__Recorded data__
────────────────────
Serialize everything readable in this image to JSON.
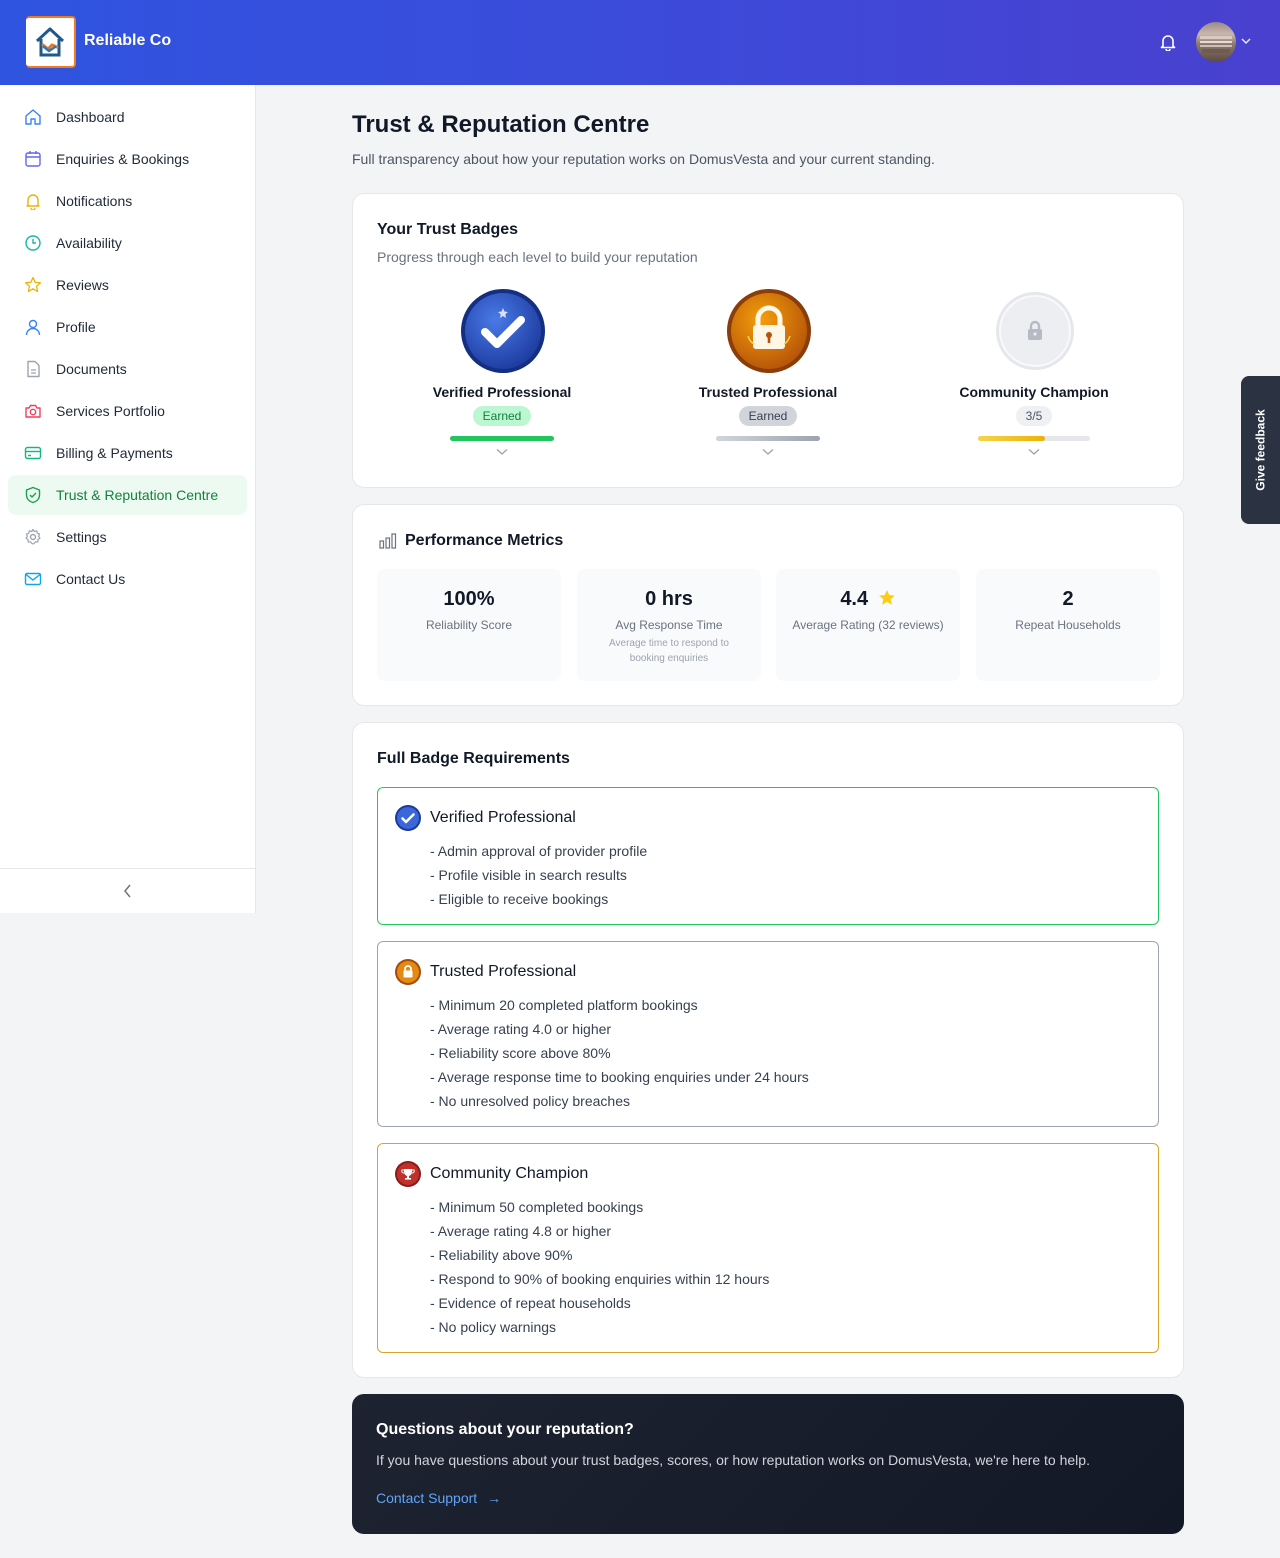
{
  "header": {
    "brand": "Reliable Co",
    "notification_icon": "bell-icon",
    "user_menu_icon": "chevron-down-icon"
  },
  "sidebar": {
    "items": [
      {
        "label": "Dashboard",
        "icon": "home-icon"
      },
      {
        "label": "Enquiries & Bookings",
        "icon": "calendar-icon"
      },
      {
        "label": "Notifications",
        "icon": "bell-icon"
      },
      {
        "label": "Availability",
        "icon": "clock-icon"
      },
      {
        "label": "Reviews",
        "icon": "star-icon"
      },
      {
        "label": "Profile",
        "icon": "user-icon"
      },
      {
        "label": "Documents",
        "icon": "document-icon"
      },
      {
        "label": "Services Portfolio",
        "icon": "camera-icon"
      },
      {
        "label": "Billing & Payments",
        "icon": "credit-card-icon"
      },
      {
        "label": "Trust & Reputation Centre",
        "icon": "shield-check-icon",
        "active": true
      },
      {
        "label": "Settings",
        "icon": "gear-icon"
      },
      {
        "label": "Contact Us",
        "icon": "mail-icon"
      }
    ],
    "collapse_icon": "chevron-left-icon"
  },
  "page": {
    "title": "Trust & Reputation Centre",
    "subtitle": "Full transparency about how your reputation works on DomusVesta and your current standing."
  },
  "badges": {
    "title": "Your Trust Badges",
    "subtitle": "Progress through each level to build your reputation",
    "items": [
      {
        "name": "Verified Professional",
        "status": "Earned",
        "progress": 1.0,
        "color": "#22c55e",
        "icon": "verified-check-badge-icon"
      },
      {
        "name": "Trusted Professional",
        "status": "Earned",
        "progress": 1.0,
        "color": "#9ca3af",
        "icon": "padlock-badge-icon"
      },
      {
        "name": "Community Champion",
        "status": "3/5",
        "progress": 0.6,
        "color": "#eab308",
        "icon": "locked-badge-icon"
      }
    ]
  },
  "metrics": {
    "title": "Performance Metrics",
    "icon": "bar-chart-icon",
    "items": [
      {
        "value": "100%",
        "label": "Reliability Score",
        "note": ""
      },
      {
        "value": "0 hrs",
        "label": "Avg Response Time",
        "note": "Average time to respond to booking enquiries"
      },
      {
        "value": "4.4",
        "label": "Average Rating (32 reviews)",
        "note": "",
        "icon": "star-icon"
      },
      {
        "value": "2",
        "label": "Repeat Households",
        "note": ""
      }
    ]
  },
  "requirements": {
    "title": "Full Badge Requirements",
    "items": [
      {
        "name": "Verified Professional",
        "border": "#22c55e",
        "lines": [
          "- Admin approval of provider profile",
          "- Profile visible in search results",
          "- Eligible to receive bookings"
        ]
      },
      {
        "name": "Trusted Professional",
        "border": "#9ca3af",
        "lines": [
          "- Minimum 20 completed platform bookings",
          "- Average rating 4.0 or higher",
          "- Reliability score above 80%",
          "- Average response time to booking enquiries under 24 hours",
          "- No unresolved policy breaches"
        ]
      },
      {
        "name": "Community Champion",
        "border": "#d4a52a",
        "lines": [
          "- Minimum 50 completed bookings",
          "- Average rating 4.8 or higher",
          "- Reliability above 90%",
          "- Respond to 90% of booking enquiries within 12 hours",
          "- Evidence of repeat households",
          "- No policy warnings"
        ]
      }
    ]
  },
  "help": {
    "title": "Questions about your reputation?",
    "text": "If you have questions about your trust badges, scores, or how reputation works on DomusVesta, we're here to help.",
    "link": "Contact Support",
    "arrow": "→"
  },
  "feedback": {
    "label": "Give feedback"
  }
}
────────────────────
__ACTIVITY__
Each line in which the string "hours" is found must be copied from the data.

__TASK RESULT__
          "- Average response time to booking enquiries under 24 hours",
          "- Respond to 90% of booking enquiries within 12 hours",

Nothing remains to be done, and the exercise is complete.